At the height of the London lockdown last year, when the streets were empty and restaurants and shops deserted, the offices near Parliament in Westminster were full of socially aloof advisory teams trying to figure out how the UK was responding to the Covid-19 Pandemic should respond.

Consultants employed on other government projects were switched to the Coronavirus Emergency Response, as were many who had worked for retailers, consumer brands, and financial services that were no longer looking for strategy revisions or new product launches.

After years of civil service cuts, the government needed staff quickly. From trade deals with leisure centers to decisions to continue construction, work and consultants have been the only available manpower in any political decision.

Sometimes officials rang the doorbell and said, “Give me your best price for 100 people,” says an advisor called in to help out with the pandemic. “There was a lot of ‘call your friends and bring them in’.”

In early March, the government suspended the tender so that contracts could be placed quickly – either with work that was simply handed over to consultants or added to existing framework agreements. “Officials were very quick to run contests or give out direct awards, or at times it was assumed that the price would be calculated in the future,” added the advisor, who asked to remain anonymous.

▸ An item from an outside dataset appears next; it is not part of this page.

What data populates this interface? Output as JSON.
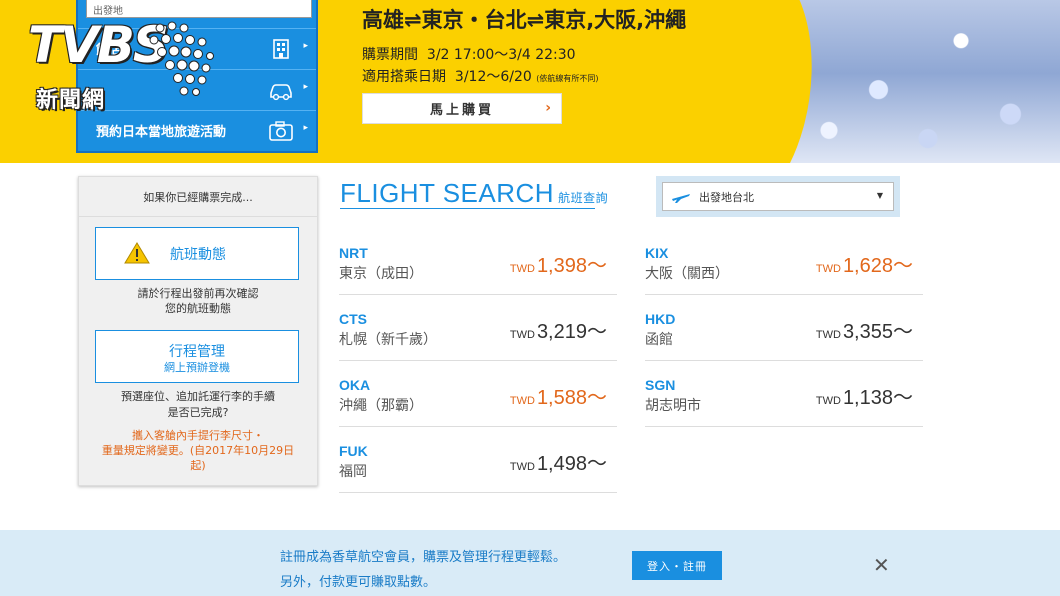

According to Tussell, a research firm that oversees government contracts, at least 152 contracts worth £ 330 million were awarded to the eight largest consultancies between April and February 1 of this year.

Deloitte won the largest share with £ 195m worth of work including contracts to source personal protective equipment for hospitals and support Covid-19 test sites. At one point, more than 1,000 consultants were working on developing and setting up the appointment booking and test kit registration platform for the UK test and trace program.

Consultants were used for urgent work such as purchasing PPE. © Finnbarr Webster / Getty Images

PwC, the UK’s largest accounting and advisory firm, has won £ 31 million work including advising on the coronavirus business interruption loan for the state-run British Business Bank.

The decision to hire consultants without tendering has revived longstanding questions about value for money, transparency, and potential conflicts of interest when the government uses external consultants.

High fees and poor performance were often criticized. The National Audit Office has raised concerns and there are a number of legal challenges.

Late last year Lord Agnew, the cabinet minister, criticized the overuse of advisers who he believes are wasting money and “infantilizing officials”. He has plans for a team of in-house consultants in the cabinet office known as the Crown Consultancy.

Alex Thomas, program director at the Institute for Government, a think tank, says the goal of the proposal is to create pools of people who can be quickly deployed to fulfill ministerial programs or help specific departments.

However, he added that this would only work if it was large enough to provide real support and was unlikely to “solve public service capacity issues, skills gaps or save a lot of money”.

Although there are some cases where it makes sense for the government to use consultants, says Thomas, “it tends to do when things go wrong [it] relies on generalist advisers to do tasks officials can do cheaper and more effectively. “

KPMG argues that using advisors helps the government respond quickly to emergencies. “Globally, governments are calling on experts to help them address the pressing challenges facing society like Covid-19,” KPMG said.

“The use of external specialists enables the public sector to carry out critical projects, especially when capacities, skills and expertise are needed on a large scale and under severe time pressure. As countries seek to return to sustainable growth, these projects are investments in support of long-term economic recovery. “

The use of external specialists enables the public sector to carry out critical projects under severe time pressure

Peter Smith, author of Bad Buying: How Corporations Waste Billions on Failures, Fraud, and F * ck-ups, says the greater number of consultants employed during the pandemic suggests they are “less cerebral thinking about blue Heaven or specific intellectual property “provided but more industrious, hard-working people who are supplied in bulk”.

“It was probably quite difficult to combine the normal metrics and smart contracting methods like fixed price agreements during the pandemic, but the concern is that what is considered bad practice in normal times will become the norm,” he says.

Liz David-Barrett, professor of governance and integrity at the University of Sussex, says that by awarding some business consultancies, the government “appears to have created a parallel state” for much of the work.

The government should have been better prepared for a possible pandemic earlier, and a lack of planning would have forced them into emergency contracts if they weren’t necessary, the professor says. Lack of planning and capacity creates a situation where the risk of corruption, lack of accountability and poor governance increases, she argues.

However, when spending seems high, Edward Haigh, joint managing director of Source Global Research, a data consultancy provider, warns that many of the larger consulting firms have also announced job losses and wage cuts as gain for work related to Covid-19 during the pandemic were offset by the loss of projects elsewhere. It found that the state sector’s work for consultants overall shrank by 7.9 percent in 2020 and that fee rates were under pressure as many companies offered to work for free.

In light of criticism of reports that some BCG consultants who won £ 30 million worth of coronavirus-related work were charging fees of £ 7,000 per day, Haigh admits that it can be difficult for officials to charge consultancy fees to swallow. “The nature of most consultancy work makes it very difficult to find accurate and reliable ways to measure the value that is being delivered,” he says.